=== Exercise directions ===
Across the records, find how many lines include the string "transparency" and answer with only the figure.
+===+
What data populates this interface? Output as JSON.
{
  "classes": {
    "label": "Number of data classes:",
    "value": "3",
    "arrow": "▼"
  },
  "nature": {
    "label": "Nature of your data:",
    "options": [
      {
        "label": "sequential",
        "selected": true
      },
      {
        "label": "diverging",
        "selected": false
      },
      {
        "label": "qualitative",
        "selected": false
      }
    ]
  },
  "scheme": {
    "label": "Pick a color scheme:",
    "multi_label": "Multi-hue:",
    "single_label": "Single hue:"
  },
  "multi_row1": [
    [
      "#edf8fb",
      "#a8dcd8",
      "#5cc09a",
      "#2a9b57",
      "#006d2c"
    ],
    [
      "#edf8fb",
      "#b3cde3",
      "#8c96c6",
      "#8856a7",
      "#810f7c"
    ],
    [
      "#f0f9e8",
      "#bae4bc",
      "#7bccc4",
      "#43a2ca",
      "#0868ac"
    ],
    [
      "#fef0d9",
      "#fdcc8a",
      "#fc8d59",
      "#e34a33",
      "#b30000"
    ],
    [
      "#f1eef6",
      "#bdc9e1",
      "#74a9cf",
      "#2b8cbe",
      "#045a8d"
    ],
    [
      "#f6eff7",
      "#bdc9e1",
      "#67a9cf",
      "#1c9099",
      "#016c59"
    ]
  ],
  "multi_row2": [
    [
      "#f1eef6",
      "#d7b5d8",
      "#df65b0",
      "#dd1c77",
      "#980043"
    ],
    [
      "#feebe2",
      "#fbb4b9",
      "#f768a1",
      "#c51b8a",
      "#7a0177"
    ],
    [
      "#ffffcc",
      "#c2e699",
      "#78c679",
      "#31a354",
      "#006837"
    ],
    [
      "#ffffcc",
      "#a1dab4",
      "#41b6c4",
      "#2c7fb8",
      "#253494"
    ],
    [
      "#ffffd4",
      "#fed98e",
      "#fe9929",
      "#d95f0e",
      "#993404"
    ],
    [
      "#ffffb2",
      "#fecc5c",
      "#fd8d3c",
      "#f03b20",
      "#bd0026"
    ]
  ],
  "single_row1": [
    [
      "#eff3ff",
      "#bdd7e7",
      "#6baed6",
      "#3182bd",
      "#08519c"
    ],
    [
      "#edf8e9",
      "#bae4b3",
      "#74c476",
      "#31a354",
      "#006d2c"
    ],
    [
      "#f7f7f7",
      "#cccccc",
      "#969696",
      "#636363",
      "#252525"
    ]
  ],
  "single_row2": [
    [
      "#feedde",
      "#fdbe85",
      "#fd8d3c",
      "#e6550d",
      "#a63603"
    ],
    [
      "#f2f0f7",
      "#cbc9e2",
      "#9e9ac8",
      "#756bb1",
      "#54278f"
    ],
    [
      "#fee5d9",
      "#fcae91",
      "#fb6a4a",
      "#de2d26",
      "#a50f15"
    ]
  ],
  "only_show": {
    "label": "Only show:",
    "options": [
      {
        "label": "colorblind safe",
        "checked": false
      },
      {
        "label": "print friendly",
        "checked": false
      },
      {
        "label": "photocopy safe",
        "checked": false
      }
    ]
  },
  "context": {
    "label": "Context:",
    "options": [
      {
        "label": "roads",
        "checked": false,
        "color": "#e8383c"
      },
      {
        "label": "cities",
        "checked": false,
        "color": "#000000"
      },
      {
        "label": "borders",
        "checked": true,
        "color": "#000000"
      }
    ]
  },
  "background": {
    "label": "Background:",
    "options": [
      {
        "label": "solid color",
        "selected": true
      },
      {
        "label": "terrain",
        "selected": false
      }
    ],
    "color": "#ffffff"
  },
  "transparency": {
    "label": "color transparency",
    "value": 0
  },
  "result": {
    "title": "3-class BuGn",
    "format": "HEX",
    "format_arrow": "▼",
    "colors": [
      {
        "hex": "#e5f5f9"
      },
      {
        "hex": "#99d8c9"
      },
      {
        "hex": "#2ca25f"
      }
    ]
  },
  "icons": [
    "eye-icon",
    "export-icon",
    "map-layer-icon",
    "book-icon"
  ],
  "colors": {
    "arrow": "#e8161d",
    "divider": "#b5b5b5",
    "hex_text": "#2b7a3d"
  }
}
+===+
=== Exercise output ===
2